If we don't make the most of it, we don't get another chance. When it comes to our overall experience of life, one of the best things we can do for the sake of our well-being and our contentment is to infuse our life--and our actions--with a sense of purpose and meaning. THE POWER OF PURPOSE: In our online program, we ask beginning participants to rate how much they believe that each of us has a meaning and purpose or can find that meaning and purpose. Those who rate lowest on this are half as able to deal with stress as those who rate highest. These excerpts will also serve to illustrate some of the points which have been made regarding the leader's role. The first selections are taken from a course in adjustment counseling, the type of course in which we have had the most experience in implementing some of these educational principles. The quoted portions are from a session including nineteen members, a session taken from the middle portion of the course. Each verbal contribution is numbered for easy reference to the notes given here at the bottom of the article. The recording is stenographic. Mr B starts the hour with a question.

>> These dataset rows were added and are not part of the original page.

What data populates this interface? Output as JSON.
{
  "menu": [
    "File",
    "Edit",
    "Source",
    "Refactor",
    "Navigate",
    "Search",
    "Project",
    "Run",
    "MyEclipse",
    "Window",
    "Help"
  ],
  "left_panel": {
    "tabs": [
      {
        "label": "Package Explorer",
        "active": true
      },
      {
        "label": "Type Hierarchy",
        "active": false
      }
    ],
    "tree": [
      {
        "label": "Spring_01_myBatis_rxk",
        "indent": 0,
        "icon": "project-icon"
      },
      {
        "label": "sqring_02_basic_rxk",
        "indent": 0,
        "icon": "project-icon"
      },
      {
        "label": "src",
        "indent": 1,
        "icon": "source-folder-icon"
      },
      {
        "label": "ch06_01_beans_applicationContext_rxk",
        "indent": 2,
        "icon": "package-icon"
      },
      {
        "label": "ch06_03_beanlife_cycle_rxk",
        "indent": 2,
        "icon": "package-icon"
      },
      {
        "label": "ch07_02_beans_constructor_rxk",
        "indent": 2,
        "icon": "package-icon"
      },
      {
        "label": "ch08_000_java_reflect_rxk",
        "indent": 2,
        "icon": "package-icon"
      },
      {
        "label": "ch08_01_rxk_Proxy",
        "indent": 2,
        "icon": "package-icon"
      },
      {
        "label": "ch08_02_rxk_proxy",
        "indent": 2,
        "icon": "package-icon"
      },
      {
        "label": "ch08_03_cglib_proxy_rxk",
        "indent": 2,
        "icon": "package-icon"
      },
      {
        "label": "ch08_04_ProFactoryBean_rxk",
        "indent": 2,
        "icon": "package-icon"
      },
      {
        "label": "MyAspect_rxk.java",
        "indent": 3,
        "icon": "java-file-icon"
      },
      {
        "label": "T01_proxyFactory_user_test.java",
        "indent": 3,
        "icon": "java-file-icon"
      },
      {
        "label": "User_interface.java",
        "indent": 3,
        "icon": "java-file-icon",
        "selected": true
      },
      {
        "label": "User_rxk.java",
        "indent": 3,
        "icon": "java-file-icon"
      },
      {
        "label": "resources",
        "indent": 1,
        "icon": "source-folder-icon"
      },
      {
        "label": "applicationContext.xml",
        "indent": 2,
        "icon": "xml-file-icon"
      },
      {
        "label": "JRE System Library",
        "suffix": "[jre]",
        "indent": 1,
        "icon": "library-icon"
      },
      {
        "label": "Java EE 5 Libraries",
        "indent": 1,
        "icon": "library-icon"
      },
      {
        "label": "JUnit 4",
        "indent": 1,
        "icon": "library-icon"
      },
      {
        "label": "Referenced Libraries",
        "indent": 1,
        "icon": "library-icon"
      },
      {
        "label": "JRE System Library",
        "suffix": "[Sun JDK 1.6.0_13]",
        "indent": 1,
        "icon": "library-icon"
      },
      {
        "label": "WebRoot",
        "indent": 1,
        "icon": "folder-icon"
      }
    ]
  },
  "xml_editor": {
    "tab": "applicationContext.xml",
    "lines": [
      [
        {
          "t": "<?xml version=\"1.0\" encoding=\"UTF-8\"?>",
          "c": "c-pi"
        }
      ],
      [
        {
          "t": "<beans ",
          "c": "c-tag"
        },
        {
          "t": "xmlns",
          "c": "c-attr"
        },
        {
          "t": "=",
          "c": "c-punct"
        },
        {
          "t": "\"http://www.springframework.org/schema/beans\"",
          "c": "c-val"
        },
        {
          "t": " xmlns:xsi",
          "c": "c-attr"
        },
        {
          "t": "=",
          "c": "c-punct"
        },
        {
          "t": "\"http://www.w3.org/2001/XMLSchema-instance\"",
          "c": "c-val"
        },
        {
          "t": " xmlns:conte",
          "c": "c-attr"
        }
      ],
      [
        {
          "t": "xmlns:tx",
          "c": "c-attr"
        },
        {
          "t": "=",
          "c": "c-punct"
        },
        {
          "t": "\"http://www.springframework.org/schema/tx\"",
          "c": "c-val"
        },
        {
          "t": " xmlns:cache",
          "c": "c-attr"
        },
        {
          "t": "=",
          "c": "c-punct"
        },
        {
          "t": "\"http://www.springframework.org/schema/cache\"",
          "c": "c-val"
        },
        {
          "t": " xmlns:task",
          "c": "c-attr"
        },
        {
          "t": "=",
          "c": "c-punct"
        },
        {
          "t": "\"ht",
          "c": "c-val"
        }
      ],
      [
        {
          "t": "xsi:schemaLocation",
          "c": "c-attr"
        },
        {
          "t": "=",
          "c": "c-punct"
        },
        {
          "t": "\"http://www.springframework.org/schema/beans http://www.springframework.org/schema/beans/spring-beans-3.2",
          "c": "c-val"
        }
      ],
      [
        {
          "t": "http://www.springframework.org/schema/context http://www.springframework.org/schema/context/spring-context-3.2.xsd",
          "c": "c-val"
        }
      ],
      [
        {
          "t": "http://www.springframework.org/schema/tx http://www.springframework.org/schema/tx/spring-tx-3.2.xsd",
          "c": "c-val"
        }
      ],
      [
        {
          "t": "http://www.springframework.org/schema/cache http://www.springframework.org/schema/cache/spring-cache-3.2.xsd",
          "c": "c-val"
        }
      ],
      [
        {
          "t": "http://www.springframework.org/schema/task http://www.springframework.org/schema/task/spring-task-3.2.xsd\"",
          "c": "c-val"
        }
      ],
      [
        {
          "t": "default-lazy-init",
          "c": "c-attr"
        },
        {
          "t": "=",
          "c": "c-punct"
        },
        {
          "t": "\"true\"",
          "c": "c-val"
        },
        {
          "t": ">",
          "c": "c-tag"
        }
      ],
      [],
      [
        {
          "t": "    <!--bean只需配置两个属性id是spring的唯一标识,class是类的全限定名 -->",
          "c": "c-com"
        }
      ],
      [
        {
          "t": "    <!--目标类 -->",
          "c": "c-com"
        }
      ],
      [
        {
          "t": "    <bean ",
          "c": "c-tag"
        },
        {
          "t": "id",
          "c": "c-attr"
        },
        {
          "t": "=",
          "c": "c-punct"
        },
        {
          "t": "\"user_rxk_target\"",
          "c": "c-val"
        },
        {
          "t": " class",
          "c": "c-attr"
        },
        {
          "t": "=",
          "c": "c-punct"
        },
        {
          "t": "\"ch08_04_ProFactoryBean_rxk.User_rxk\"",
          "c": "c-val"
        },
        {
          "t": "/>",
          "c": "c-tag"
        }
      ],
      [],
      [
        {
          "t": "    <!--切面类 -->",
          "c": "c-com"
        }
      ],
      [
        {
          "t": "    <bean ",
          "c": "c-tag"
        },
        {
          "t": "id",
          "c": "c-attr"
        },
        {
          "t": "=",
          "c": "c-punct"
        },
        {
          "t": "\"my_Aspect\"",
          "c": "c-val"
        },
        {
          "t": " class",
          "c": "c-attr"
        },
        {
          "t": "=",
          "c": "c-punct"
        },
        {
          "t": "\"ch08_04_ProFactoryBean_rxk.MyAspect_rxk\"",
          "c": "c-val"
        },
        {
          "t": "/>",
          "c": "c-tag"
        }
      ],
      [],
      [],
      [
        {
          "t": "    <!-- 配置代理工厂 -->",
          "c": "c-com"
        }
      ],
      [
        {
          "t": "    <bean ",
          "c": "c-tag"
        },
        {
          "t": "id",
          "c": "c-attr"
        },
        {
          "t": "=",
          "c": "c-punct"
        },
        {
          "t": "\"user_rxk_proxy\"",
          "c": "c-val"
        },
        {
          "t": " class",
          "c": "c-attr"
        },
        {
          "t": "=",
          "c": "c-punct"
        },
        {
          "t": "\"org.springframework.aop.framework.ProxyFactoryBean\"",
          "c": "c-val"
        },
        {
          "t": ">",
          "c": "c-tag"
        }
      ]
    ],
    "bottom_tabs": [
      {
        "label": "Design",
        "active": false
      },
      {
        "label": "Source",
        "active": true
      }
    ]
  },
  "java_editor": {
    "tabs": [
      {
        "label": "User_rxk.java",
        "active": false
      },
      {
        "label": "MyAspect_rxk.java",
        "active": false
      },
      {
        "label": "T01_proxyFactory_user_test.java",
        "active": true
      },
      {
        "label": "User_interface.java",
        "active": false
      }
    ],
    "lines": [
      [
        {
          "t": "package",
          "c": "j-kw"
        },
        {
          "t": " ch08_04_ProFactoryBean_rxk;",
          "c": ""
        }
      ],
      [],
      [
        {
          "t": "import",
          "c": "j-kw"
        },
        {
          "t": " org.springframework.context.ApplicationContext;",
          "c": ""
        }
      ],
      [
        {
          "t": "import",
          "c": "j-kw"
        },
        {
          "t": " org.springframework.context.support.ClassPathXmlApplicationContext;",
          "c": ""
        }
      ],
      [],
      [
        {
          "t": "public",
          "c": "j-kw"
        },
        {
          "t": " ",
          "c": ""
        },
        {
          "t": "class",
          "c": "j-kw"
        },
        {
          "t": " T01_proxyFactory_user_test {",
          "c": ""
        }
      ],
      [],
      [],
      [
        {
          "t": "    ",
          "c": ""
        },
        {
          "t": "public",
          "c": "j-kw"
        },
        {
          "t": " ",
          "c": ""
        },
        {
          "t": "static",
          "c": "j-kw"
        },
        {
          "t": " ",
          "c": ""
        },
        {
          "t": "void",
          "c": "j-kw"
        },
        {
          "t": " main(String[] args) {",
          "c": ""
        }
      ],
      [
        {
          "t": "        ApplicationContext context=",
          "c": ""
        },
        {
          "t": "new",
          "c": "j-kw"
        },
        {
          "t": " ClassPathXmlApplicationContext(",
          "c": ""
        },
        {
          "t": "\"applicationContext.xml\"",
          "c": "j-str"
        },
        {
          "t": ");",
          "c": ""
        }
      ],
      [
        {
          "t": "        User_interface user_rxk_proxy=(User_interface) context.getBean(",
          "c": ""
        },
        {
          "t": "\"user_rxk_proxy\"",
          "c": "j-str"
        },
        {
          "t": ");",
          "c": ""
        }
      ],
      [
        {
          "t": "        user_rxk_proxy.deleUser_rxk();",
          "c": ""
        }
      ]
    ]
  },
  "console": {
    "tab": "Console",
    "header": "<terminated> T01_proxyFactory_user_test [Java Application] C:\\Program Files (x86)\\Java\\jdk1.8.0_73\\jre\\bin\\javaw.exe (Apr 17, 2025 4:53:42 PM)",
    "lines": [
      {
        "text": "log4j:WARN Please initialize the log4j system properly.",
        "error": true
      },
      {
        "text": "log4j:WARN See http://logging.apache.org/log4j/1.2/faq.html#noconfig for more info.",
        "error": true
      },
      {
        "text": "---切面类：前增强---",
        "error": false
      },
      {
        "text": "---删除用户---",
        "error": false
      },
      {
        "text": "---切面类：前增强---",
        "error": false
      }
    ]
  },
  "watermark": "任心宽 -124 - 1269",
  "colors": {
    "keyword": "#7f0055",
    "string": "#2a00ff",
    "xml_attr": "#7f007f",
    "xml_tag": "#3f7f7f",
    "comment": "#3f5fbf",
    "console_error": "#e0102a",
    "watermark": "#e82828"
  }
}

Mr B (addressing the instructor directly): How do you feel about the division of responsibility between counselor and client in client-centered counseling? Instructor: There seem to be some differences of opinion, but in my own thinking I tend to separate responsibility into two different areas. First, the area revolving about the client's problem, and in that area I see the responsibility resting pretty squarely upon him. The second area is that of the relationship which builds up in counseling. Unable to water their crops, the Pimas shifted from the physical labor of farming to lives of little labor. Famine, rare in their past, grew chronic. The timing of this significant change in lifestyle coincides with the introduction of diabetes among the Pimas. At the turn of the nineteenth century, there was only one recorded case of diabetes. In 1937, twenty-one cases of diabetes were documented, making the prevalence of diabetes among the Pimas similar to that of the general US population. By the 1950s, however, the prevalence among the Pima had increased tenfold, and has now ballooned to the highest reported prevalence of diabetes of any population in the world.